Social Welfare Council tightens noose on local NGOsOfficials say the new provisions are aimed at discouraging local groups from engaging in activities related to religious conversion and inviting social disharmony.
The Social Welfare Council has tightened the noose on the local non-governmental organisations by putting a number of conditions before getting their project proposals approved.
In a recently revised project proposal format, the council has made the provision that the non-governmental organisations should not propose any activities that have been barred by the country’s laws. Although the provision has not specified any law, officials told the Post it was made to discourage the NGOs from engaging in any activities that are related to religious conversion and can create social disharmony.
“Civil Code has clearly made provision of penalty for the activities related to religious conversion,” said Rajendra Poudel, member secretary at the council. “The new provision will help the authority to check if any project proposal has a provision that is contrary to this provision.”
According to another official at the council, who only agreed to speak on condition of anonymity, it will be also vigilant on NGOs that are focussed on advocacy-related works that contradict promotion of social harmony.
“As Development Cooperation Policy is also known as foreign aid policy, has prioritised infrastructure development, we also want local NGOs which receive funding from international agencies, to follow the policy,” the official said.
Such strict provision was earlier made only for the international non-governmental organisations. But Office of Auditor General, in its latest report, had named a number of local NGOs which were accused of acts to promote Christianity in the country.

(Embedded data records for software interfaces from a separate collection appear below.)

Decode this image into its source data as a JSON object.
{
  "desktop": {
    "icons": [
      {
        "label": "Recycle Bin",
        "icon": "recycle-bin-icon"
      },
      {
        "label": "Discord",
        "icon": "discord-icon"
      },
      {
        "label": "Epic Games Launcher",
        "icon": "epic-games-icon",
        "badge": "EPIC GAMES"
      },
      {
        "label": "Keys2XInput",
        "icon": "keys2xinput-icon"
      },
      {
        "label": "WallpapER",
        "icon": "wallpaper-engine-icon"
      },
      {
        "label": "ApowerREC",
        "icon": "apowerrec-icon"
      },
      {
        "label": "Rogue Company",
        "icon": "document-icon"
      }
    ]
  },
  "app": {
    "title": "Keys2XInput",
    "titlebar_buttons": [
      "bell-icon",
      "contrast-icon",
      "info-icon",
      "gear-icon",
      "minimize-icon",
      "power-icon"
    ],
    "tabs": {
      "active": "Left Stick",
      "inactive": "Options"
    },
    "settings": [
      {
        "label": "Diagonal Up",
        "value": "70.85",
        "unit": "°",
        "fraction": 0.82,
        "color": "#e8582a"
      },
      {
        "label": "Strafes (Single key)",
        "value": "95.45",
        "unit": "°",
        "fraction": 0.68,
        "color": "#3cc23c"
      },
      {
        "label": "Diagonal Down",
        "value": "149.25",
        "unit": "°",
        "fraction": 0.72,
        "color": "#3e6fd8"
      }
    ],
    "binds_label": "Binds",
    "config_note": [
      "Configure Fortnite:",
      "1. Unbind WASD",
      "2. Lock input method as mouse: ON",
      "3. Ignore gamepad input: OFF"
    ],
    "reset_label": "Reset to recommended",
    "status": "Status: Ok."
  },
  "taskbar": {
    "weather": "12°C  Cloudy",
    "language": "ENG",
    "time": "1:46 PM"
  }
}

Himalaya Bible Study Academy and Nepal Christian Bal Sishkya Sangati are among the NGOs named by the Auditor General’s Office that carried out activities to promote Christianity.
The Auditor General’s office has also recommended that while approving foreign aid, the government agency should discourage activities that affect religious and cultural unity of the country.
The council had not attached any condition for approving the project proposals as per the earlier version. But the official said that strict provision was made to discourage the tendency of some NGOs who carried out different activities than what they were approved for.
In a new format, the council has not allowed non-partner NGOs to receive fund from international NGOs. During the programme approval, the international groups also mention the local NGOs through which they would be mobilising their fund.
“But we have evidence to show that occasionally some international NGOs provided the fund to the NGOs which were not partner NGOs while getting programme approval from the council,” said Shiva Kumar Basnet, spokesperson at the council.
The council has also told the NGOs that they should not get a foreign fund going against the Money Laundering Prevention Act. It has already signed a memorandum of understanding with the Department of Money Laundering Investigation to discourage such acts in the social service sector.